-- INPUT DATA follows --
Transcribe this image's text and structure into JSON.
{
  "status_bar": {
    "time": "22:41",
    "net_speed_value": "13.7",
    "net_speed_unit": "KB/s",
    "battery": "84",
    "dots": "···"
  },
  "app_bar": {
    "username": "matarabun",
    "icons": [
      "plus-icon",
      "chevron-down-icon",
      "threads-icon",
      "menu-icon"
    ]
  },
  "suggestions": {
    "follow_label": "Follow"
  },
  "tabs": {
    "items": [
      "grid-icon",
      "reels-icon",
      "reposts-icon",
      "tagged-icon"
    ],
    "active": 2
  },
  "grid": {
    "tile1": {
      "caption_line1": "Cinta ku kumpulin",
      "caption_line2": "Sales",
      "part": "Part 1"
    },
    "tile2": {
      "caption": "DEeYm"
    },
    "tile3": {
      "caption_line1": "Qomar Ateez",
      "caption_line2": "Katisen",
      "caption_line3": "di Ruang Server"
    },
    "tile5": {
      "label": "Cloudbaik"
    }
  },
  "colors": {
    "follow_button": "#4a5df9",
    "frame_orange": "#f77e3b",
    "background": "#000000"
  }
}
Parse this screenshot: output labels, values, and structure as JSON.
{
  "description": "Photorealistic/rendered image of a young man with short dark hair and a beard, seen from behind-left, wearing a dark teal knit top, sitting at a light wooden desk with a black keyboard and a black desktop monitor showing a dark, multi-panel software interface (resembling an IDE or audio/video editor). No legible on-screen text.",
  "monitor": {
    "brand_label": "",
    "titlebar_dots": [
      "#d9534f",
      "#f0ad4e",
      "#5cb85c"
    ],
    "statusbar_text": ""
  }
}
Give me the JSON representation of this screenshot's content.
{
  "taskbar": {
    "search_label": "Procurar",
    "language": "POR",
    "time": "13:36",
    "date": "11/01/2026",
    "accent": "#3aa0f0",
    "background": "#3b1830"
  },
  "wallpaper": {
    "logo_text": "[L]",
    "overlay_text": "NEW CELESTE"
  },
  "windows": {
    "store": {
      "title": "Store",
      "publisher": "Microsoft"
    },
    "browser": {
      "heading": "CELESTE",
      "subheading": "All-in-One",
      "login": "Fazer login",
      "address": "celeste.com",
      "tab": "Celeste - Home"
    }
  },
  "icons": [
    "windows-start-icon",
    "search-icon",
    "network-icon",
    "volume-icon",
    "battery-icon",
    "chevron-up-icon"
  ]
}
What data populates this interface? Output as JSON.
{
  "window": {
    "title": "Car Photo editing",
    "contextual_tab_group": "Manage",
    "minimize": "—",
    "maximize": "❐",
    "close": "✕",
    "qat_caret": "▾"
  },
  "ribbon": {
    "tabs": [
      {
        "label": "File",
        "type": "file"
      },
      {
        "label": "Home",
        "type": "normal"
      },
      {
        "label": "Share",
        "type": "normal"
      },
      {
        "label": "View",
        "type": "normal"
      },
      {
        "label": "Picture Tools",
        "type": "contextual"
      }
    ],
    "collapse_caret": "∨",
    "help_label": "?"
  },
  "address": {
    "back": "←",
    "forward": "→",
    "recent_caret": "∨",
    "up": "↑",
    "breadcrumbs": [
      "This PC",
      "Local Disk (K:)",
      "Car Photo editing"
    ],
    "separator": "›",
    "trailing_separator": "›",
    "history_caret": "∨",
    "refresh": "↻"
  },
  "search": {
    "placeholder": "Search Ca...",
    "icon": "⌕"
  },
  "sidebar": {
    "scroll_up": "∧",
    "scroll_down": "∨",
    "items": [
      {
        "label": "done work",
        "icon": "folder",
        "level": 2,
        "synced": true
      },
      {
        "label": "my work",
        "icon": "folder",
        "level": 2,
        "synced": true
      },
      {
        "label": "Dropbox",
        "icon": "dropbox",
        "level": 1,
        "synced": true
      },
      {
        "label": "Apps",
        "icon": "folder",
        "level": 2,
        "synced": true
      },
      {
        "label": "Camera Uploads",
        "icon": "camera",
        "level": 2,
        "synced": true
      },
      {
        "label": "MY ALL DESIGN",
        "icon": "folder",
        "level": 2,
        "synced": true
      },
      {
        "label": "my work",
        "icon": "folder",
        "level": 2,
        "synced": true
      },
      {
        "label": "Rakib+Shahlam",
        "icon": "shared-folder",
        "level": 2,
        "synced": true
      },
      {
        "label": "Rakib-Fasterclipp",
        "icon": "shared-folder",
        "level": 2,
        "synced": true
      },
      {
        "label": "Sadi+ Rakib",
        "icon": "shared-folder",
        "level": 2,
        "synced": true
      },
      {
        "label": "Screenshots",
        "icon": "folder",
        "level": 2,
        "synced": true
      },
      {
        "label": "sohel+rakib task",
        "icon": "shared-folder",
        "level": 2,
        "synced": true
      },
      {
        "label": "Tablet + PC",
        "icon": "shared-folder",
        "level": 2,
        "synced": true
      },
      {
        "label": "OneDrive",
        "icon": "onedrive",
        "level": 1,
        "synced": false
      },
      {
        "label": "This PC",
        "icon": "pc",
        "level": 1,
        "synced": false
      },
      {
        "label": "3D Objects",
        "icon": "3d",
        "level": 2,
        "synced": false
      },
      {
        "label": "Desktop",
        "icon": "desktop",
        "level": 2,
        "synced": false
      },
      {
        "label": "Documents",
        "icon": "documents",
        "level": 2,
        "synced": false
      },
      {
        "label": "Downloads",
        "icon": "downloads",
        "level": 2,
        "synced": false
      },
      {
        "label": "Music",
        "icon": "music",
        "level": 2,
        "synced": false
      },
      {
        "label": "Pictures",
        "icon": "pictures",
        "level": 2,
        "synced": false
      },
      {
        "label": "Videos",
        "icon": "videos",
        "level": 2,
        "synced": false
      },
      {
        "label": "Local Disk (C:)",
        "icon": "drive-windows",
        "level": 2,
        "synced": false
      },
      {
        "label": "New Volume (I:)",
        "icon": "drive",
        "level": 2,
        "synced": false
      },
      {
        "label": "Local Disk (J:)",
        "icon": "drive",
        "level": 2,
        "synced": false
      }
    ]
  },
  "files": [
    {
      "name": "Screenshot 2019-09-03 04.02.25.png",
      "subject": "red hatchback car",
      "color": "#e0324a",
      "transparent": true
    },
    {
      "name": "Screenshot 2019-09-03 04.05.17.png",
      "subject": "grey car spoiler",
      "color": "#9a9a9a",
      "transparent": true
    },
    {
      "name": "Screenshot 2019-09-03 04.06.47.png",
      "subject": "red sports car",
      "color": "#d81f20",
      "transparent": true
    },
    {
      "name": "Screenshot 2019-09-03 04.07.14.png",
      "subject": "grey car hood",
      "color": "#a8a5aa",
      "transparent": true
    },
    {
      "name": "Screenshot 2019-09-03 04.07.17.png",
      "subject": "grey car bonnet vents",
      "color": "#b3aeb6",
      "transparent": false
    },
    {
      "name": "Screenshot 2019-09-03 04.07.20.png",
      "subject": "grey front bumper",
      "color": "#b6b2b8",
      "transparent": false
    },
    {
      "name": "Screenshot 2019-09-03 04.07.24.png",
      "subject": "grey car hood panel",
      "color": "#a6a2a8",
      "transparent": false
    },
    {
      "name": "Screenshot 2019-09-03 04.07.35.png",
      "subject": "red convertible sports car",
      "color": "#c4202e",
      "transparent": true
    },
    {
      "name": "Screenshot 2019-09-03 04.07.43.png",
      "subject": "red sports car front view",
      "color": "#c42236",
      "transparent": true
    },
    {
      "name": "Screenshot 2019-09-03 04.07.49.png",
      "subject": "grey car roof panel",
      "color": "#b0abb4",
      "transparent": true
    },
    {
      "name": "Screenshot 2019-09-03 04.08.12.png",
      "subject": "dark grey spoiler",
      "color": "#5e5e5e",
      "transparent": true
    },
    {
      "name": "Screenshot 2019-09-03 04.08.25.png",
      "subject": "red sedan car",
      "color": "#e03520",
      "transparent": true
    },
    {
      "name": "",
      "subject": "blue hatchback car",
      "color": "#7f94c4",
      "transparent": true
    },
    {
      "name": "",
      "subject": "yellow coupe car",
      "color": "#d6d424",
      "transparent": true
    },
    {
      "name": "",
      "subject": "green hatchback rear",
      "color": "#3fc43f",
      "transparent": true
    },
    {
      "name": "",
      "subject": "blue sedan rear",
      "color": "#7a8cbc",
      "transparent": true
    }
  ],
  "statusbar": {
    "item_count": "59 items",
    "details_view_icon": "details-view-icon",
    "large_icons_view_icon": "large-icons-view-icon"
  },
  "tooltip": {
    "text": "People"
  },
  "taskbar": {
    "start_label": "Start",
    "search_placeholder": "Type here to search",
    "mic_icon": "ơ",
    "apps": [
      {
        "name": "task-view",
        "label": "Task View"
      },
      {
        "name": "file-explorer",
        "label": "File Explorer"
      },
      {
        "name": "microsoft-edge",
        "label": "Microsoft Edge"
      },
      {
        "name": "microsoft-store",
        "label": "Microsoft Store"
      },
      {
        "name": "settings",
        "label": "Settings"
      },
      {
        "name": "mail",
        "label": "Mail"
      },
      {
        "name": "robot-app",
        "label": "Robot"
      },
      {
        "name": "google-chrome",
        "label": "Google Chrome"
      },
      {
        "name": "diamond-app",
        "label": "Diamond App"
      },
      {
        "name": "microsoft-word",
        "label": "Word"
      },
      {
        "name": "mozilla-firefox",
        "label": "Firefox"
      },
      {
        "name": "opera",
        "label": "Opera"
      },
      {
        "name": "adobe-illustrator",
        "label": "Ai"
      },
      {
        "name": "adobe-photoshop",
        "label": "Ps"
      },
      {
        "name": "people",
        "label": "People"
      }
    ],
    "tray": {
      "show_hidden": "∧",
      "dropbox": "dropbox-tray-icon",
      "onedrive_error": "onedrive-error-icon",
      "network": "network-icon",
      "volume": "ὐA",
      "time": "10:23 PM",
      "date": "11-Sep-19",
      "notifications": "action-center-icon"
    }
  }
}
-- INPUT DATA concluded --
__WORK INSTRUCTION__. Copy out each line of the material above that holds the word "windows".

__TASK OUTPUT__.
  "windows": {
    "windows-start-icon",
        "icon": "drive-windows",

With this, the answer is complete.